Work out how many lines of the entries have the word "audiences" in them. Respond with that number only.

___ THE DATA

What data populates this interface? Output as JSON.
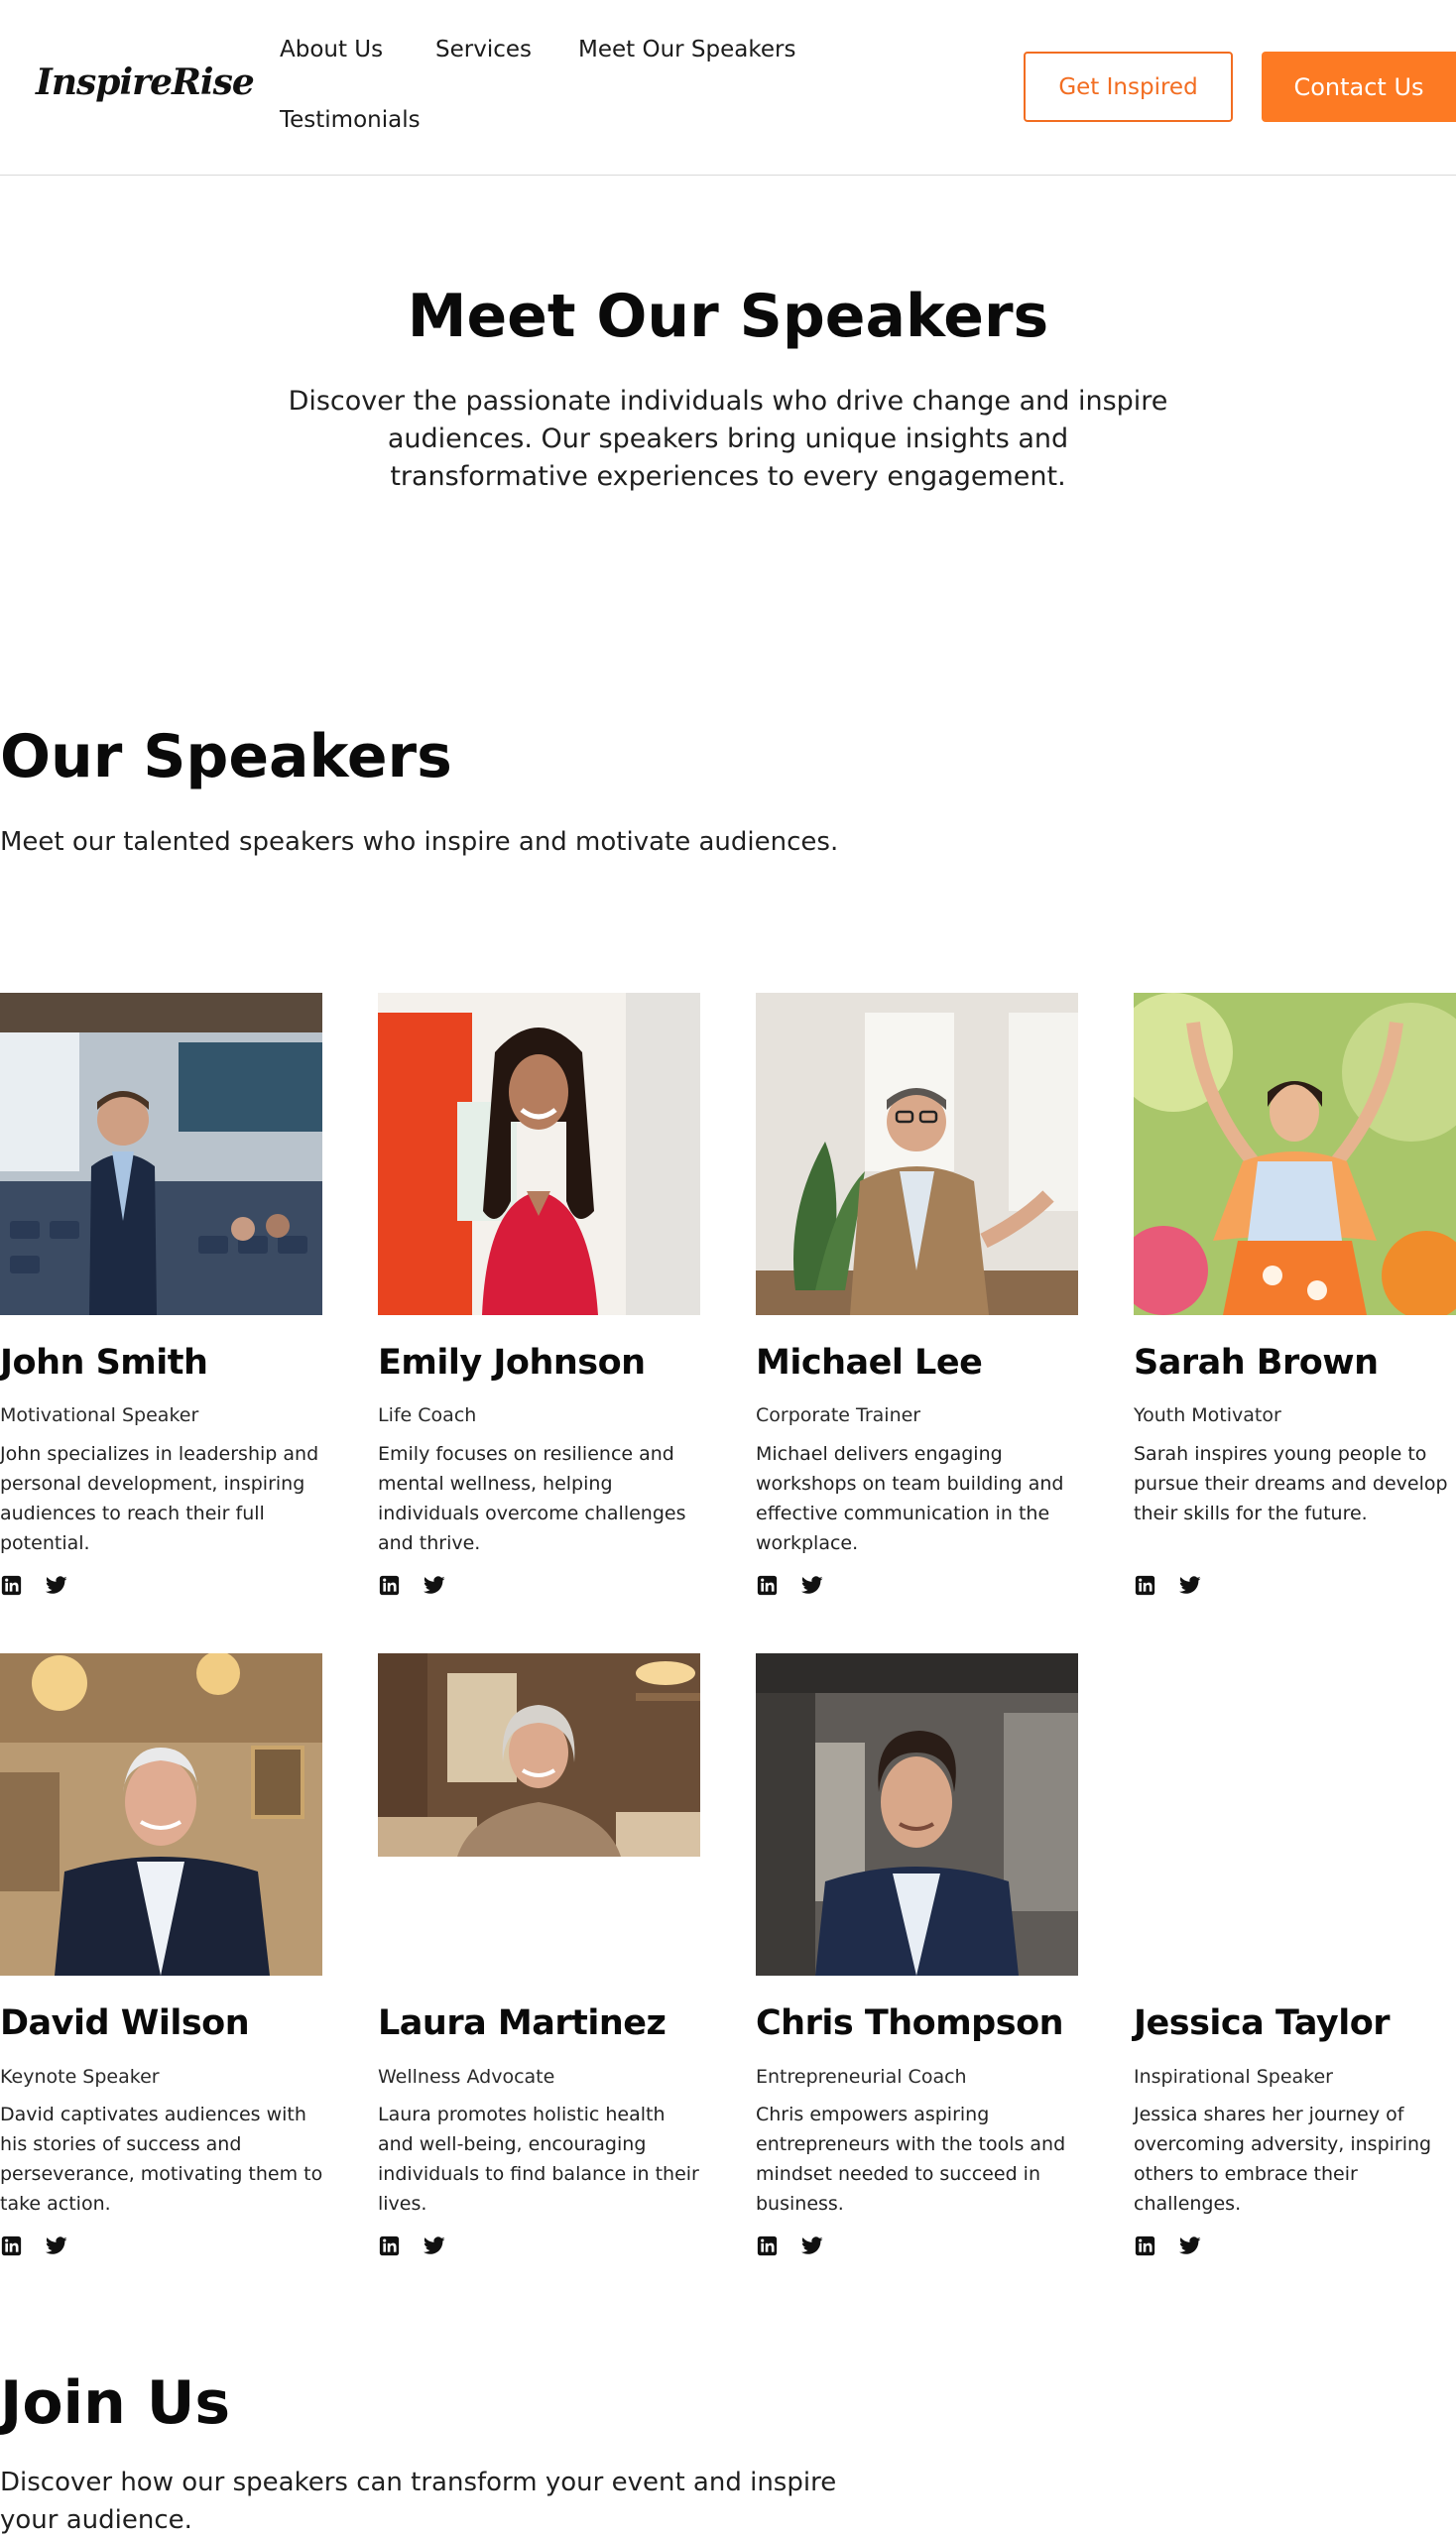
{
  "header": {
    "logo": "InspireRise",
    "nav": [
      "About Us",
      "Services",
      "Meet Our Speakers",
      "Testimonials"
    ],
    "cta_outline": "Get Inspired",
    "cta_solid": "Contact Us",
    "accent_color": "#fd7a23"
  },
  "hero": {
    "title": "Meet Our Speakers",
    "text": "Discover the passionate individuals who drive change and inspire audiences. Our speakers bring unique insights and transformative experiences to every engagement."
  },
  "speakers_section": {
    "title": "Our Speakers",
    "subtitle": "Meet our talented speakers who inspire and motivate audiences.",
    "speakers": [
      {
        "name": "John Smith",
        "role": "Motivational Speaker",
        "bio": "John specializes in leadership and personal development, inspiring audiences to reach their full potential.",
        "photo": "man in dark suit on stage"
      },
      {
        "name": "Emily Johnson",
        "role": "Life Coach",
        "bio": "Emily focuses on resilience and mental wellness, helping individuals overcome challenges and thrive.",
        "photo": "woman with curly hair in red top"
      },
      {
        "name": "Michael Lee",
        "role": "Corporate Trainer",
        "bio": "Michael delivers engaging workshops on team building and effective communication in the workplace.",
        "photo": "man in tan blazer gesturing"
      },
      {
        "name": "Sarah Brown",
        "role": "Youth Motivator",
        "bio": "Sarah inspires young people to pursue their dreams and develop their skills for the future.",
        "photo": "woman with raised arms outdoors"
      },
      {
        "name": "David Wilson",
        "role": "Keynote Speaker",
        "bio": "David captivates audiences with his stories of success and perseverance, motivating them to take action.",
        "photo": "gray-haired man in navy suit"
      },
      {
        "name": "Laura Martinez",
        "role": "Wellness Advocate",
        "bio": "Laura promotes holistic health and well-being, encouraging individuals to find balance in their lives.",
        "photo": "smiling older woman in cafe"
      },
      {
        "name": "Chris Thompson",
        "role": "Entrepreneurial Coach",
        "bio": "Chris empowers aspiring entrepreneurs with the tools and mindset needed to succeed in business.",
        "photo": "young man in blue blazer"
      },
      {
        "name": "Jessica Taylor",
        "role": "Inspirational Speaker",
        "bio": "Jessica shares her journey of overcoming adversity, inspiring others to embrace their challenges.",
        "photo": null
      }
    ],
    "social_icons": [
      "linkedin-icon",
      "twitter-icon"
    ]
  },
  "join": {
    "title": "Join Us",
    "text": "Discover how our speakers can transform your event and inspire your audience."
  }
}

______

**YOUR SOLUTION**
4